Following the meeting with the temptress, the meeting with the father is the next step along the hero's journey. This is the center point of the journey, and all the previous steps the hero has taken along their quest have moved towards this moment. It is now that the hero must confront and be initiated by whatever holds the ultimate power in his or her life. In many myths and stories this is the father of the hero, though it does not have to be a male; just someone or thing with incredible power.
Professor Joseph Campbell: "Atonement consists of an abandonment of the attachment to ego itself, and that is what is difficult. One must have a faith that the father is merciful, and then a reliance on that mercy. The problem of the hero going to meet the father is to open his soul beyond terror to such a degree that he will be ripe to understand how the sickening and insane tragedies of this vast and ruthless cosmos are completely validated in the majesty of Being. The hero transcends life with its peculiar blind spot and for a moment rises to a glimpse of the source. He beholds the face of the father, understands—and the two are atoned."
This central step is all about acceptance. Acceptance of the fact that the universe in all its chaotic madness and glorious reason is bound together in an indestructible whole. In making peace with the father, who in the story can be an actual parent, a god, or something inside the hero's own head, the hero is accepting that which they have striven against for the first half of their journey.
In many myths, parental figures represent the need for the hero to break free from childhood into adulthood. The father figure may be portrayed as threatened by the rise of the hero and so establishes a horrifying conflict. The hero seeks "at-one-ment" with the father, having faith that they are merciful. In turn, the father undergoes a change of heart and the fearful image dissolves, releasing the hero from peril through reconciliation, forgiveness and mercy. Just as the mother may be portrayed as good or evil, so can the father figure, the contrast representing the dual role of the parent that the hero must accept and become.
If the meeting with the goddess represents the acceptance and unification of the disparate parts of our emotional being, then the meeting with the father represents our understanding and acceptance of our thoughts. In other words, after atonement with the father, the hero ceases to wonder why they suffer. They learn to see that which they saw before as "negative" as an expression of the divine spirit just as much as the blessings they receive. We tend to search for some kind of explanation for misfortunes like illness, disaster, poverty, and death. Myths teach us that the reasons of the divine aren’t necessary for us to know, and that we aren't plagued with such things because we did something wrong. Perhaps the wisest we can do in the face of such disasters is calm ourselves by recognizing them as learning experiences because they certainly help us grow.

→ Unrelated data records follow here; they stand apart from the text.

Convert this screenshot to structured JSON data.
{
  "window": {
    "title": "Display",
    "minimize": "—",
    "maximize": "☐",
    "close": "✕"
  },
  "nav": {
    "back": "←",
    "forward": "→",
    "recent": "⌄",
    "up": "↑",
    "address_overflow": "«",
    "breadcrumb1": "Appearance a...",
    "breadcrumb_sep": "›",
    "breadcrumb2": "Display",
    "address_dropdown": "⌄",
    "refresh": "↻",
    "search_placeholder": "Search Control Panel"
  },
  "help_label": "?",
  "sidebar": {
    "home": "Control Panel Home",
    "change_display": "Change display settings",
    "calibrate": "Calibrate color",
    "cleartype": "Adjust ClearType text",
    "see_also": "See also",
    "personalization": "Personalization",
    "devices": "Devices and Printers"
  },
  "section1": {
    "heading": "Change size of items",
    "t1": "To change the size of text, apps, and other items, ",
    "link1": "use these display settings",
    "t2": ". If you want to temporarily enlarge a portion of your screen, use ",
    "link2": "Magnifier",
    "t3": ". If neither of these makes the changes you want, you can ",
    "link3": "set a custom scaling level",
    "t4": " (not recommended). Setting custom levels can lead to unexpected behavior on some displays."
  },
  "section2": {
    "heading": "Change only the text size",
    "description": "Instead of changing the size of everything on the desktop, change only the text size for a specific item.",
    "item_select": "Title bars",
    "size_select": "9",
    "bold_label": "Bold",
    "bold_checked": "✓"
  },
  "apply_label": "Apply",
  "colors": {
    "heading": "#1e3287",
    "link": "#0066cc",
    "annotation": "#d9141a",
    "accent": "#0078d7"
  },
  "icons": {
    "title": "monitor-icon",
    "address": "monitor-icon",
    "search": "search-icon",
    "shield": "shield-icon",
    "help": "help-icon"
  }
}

The trials that the father puts the hero through are meant to ensure that they’re mature enough to handle greater knowledge and power. Thus the hero undergoes a rebirth, from one who depended on rules and lessons from past authorities to one who gets full permission to violate those rules and lessons as well as take full responsibility for them.